Award-winning author Susan Traugh’s work can be found on her website at susantraugh.com. She has been writing for 30 years. Her young adult novel, The Edge of Brilliance, is available at Amazon.
“I’m just a mom,” I said in answer to the question at the dinner party. As I stood facing his colleague who had asked the question, I watched my husband’s surprised face as he engaged in a separate conversation next to me.
“What do you mean ‘you’re just a mom’?” he asked on the way home. “You’re a writer—you’re good. What are you talking about?”
I knew he was shocked. But, I couldn’t help how I felt. Yes, I wrote. But not what I wanted. Not the way I wanted. As the stay-at-home mom taking care of three disabled kids, my life was a whirlwind of medical emergencies, hospital runs, doctor’s visits and kids who were both physically and emotionally fragile. THAT was my main job—and it wasn’t fodder for cocktail parties. I was more private than that.
I did write. I’d tried children’s picture books (because they were ‘fast’,) but my plots were trite and my ideas shallow. I’d tried beginning readers, but my heart just wasn’t in them. I wrote lesson plans for my husband’s music books, or articles for small magazines when the kids were asleep. Yes, it was writing. Yes, it was published. But it fed our piggy bank—not my soul.
I wanted to write the great American novel. I’d wanted to do it since I was a kid. For me, THAT was the definition of a writer and I would not be successful until THAT goal was reached.
But it just wasn’t happening. Between the kids’ needs, my lack of time, my lack of energy and a writer’s block that had lived in my head for a decade, my novel glittered at me like a tiny, taunting beacon at the end of an enormously long tunnel. I had responsibilities. I had obligations. Novel-writing was an indulgence we couldn’t afford.
Besides, I had no clue what I even wanted to write about. While I had plenty of life experiences to write about, I was private. I wasn’t a Facebook divulger or a cocktail party gossip. Yes, I wanted to write a book about the human soul. I wanted to write a book that would resonate through the ages. But, I didn’t want to rip my heart out to do it.

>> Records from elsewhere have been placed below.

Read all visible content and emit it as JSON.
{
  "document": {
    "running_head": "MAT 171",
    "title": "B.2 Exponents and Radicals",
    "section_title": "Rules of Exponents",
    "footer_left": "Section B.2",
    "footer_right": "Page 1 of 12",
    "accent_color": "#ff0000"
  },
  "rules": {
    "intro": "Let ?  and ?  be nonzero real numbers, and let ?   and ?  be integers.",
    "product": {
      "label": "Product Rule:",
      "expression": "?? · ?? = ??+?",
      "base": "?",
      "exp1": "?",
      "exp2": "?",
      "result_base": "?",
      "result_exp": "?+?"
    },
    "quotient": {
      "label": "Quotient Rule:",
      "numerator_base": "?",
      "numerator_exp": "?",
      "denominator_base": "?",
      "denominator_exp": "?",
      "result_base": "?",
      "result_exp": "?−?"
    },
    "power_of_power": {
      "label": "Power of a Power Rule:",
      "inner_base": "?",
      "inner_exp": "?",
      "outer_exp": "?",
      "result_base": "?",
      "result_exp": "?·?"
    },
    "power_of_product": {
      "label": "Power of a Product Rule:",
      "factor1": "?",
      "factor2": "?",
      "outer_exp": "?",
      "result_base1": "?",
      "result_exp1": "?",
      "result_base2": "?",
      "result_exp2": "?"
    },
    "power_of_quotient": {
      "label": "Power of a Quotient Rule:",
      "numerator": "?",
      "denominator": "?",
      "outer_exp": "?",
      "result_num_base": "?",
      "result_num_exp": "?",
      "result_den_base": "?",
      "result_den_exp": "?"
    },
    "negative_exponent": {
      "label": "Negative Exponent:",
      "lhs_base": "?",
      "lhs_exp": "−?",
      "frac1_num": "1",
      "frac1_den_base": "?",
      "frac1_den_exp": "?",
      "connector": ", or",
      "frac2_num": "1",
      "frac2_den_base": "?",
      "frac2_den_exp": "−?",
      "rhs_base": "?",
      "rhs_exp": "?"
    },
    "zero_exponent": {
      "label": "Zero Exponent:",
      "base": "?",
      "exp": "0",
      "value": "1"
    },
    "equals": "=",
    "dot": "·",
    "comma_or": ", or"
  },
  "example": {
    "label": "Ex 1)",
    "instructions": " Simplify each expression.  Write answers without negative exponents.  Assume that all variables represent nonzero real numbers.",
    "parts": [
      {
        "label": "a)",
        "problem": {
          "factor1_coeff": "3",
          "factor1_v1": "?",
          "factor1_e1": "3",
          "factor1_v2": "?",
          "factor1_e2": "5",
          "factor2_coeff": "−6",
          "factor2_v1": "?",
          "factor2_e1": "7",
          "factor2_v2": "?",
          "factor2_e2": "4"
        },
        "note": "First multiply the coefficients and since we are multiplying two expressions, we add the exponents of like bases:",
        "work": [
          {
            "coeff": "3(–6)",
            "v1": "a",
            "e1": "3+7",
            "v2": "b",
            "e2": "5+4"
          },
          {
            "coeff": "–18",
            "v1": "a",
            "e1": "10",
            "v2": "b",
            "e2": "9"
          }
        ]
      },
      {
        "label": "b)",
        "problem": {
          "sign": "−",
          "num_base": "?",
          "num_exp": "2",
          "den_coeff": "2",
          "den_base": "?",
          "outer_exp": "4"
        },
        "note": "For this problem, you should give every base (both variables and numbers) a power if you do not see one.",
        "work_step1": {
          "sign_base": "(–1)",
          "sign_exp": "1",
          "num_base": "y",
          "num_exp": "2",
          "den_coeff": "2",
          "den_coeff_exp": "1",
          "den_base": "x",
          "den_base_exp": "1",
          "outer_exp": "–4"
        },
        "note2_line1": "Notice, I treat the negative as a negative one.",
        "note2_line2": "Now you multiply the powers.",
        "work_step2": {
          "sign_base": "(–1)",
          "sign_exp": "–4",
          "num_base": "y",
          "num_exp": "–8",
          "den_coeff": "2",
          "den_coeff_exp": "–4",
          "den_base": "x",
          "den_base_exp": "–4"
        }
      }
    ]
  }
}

And that left the paper blank. Then life would contort in a way that forced me to bear my soul on the page.
In addition to all the other medical and psychological issues my kids already faced, at puberty, my youngest daughter had developed a severe form of bipolar disorder and everything began careening out of control. Soon life was a whirlwind of hospitalizations, unpredictability, police encounters, bad decisions and the terrifying consequences of my daughter’s bizarre behavior. As I fought harder and harder to save my child’s life, any hope of writing anything was washed away from me by the tsunami of mental illness.
Night after night I lay awake crying for my daughter, crying for her lack of future and crying for all the way I was losing her. Night after night I was haunted by the realization that, no matter what I did, I might not be able to save her life. The heartache and helplessness felt like they would destroy me. I believed I had nowhere to turn. I had nowhere to go. The maze of mental healthcare was arduous and uncertain. Gaps and rules made the journey treacherous. I had no reliable mentor or shoulder to cry upon. Navigating alone and in the dark, I did not know where to turn.
And so I started to write. Suddenly all the pieces came together: if I couldn’t save my daughter’s life, I could save the life of my protagonist in my novel. If I couldn’t find the right meds, a safe facility, or a happy ending for my child—I could do it for my character. If I couldn’t find the answers to my myriad problems with my girl—I could find direction as the characters came alive in my book and offered me advice.
The flood gates opened and I began to pour my heart, my pain and my hope into my novel. When my daughter’s behavior became extremely difficult, instead of lying in bed crying, I sat at the computer typing out a solution.
When the love for my own child threatened to rip my heart apart, I poured that love into my characters. And my story began to write itself—take on a life of its own—direct me to a place of peace and healing pain that felt real and whole and full of hope. Yes, the tsunami of mental illness had devastated the landscape and removed every landmark of familiarity, comfort and security. But that bareness of ground opened up a wide expanse to fill with hope. There was no place to be private. There was nowhere to hide. I was exposed for the whole world to see as I wrote fiction—but fiction whose fundamental truths reached down into my soul and scrawled them all across the page.
This was my rawest self. This was my most exposed self. The private me was stripped bare and displayed to the world. And yet, it was okay. I realized that, by stripping bare, by telling all, by exposing my wounds, I’d found a way to my most precious inner truth…and a publisher saw this.
My book is out. It is getting good reviews. I can now say, with confidence, that I wrote the great American novel. But I did more than that.
For, in the process, I faced my own fears, I found unique, creative answers to my problems and I forged a bond with my daughter that has pulled us both through the storm and into a relationship of mutual respect, health, support and love. Did I go all in? Absolutely. But, it was what I got out of it that counts.